The second point consists of making “no impact” into a plausible goal for policymaking. We already have examples where the contemplative element of science delights our fellow citizens: for instance, the Hubble space telescope offers an example of a high budget technoscientific project the results of which have been basically contemplative in nature. The same can be said for any number of recent scientific advances—the detection of a black hole 12 billion times as massive as our sun, or the discovery of artistic patterns made 500,000 years ago by Homo erectus. Of course, this should not be taken as a dismissal of the need for impact. But the pursuit of impact should be counter-balanced by what might be called an ecological critique of impact—that in many cases we are suffering from excessive impact. Whether we want to call the lessening of a past impact an “impact” or not is a matter of semantics. The point is to recognize that many good things are good in and of themselves, without a resultant “product”. In that sense, the impact agenda needs to make room for a positive account of “no impact”.

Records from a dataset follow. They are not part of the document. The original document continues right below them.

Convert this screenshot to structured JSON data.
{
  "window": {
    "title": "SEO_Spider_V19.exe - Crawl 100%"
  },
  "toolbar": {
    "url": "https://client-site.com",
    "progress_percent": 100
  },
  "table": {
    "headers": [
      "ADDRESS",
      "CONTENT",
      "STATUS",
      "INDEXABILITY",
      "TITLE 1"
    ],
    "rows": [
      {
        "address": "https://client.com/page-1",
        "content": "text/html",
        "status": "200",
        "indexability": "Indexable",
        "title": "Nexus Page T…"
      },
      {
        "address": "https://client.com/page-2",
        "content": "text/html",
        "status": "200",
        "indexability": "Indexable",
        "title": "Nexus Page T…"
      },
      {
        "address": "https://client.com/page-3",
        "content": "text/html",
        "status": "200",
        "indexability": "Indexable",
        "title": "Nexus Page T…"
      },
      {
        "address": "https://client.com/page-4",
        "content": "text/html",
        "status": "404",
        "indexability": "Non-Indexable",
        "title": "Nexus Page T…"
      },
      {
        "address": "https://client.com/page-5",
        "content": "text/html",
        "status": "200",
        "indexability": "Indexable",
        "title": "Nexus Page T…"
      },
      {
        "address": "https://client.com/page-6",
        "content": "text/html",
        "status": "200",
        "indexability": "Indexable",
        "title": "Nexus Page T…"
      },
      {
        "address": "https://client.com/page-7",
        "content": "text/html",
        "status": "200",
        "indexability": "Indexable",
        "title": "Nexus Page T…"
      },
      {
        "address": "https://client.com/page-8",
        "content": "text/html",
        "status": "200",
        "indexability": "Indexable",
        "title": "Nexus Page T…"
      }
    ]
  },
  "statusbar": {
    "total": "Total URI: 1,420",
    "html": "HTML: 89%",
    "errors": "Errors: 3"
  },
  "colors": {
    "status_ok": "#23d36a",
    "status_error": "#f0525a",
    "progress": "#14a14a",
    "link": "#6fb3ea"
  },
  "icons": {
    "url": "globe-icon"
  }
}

Data availability

Data sharing is not applicable as no datasets were analysed or generated during this study.

Additional information

How to cite this article: Frodeman R (2017) The impact agenda and the search for a good life. Palgrave Communications. 3:17003 doi: 10.1057/palcomms.2017.3.


  1. 1.

    The Greek α,γαθον˜ (agathon) means the desirable or that which is wished for.

  2. 2.

    There are a number of caveats to these statements that we acknowledge in Socrates Tenured.


  1. (2015) A Field Philosopher’s Guide to Fracking. Liveright: New York.

  2. (2007) The qualitative future of research evaluation. Science and Public Policy; 34 (8): 585–597.

  3. (2010) Experiments in Field Philosophy. New York Times 23 November.

  4. (2014) Sustainable Knowledge: A Theory of Interdisciplinarity. Palgrave Macmillan: London, UK.

  5. and (2016) Socrates Tenured: The Institutions of 21st Century Philosophy. Roman and Littlefield: New York.

  6. , , , , and (2013) “Broader Impacts 2.0: Seeing—and Seizing—the Opportunity”, Bioscience; 63 (3).

  7. (1992) The End of History and the Last Man. The Free Press: New York.

  8. (2014) Neoliberalism's War on Higher Education. Haymarket Books: Chicago, IL.

  9. (2016) Talk of the Town, New Yorker 23 May.

  10. (2010) Not for Profit: Why Democracy Needs the Humanities. Princeton University Press: Princeton, NJ.

  11. (2013) The Value of the Humanities. Oxford University Press: Oxford, UK.

Download references

Author information


  1. University of North Texas, Denton, TX, USA

    • Robert Frodeman


  1. Search for Robert Frodeman in:

Competing interests

The author declares no competing financial interests.

Corresponding author

Correspondence to Robert Frodeman.

About this article

Publication history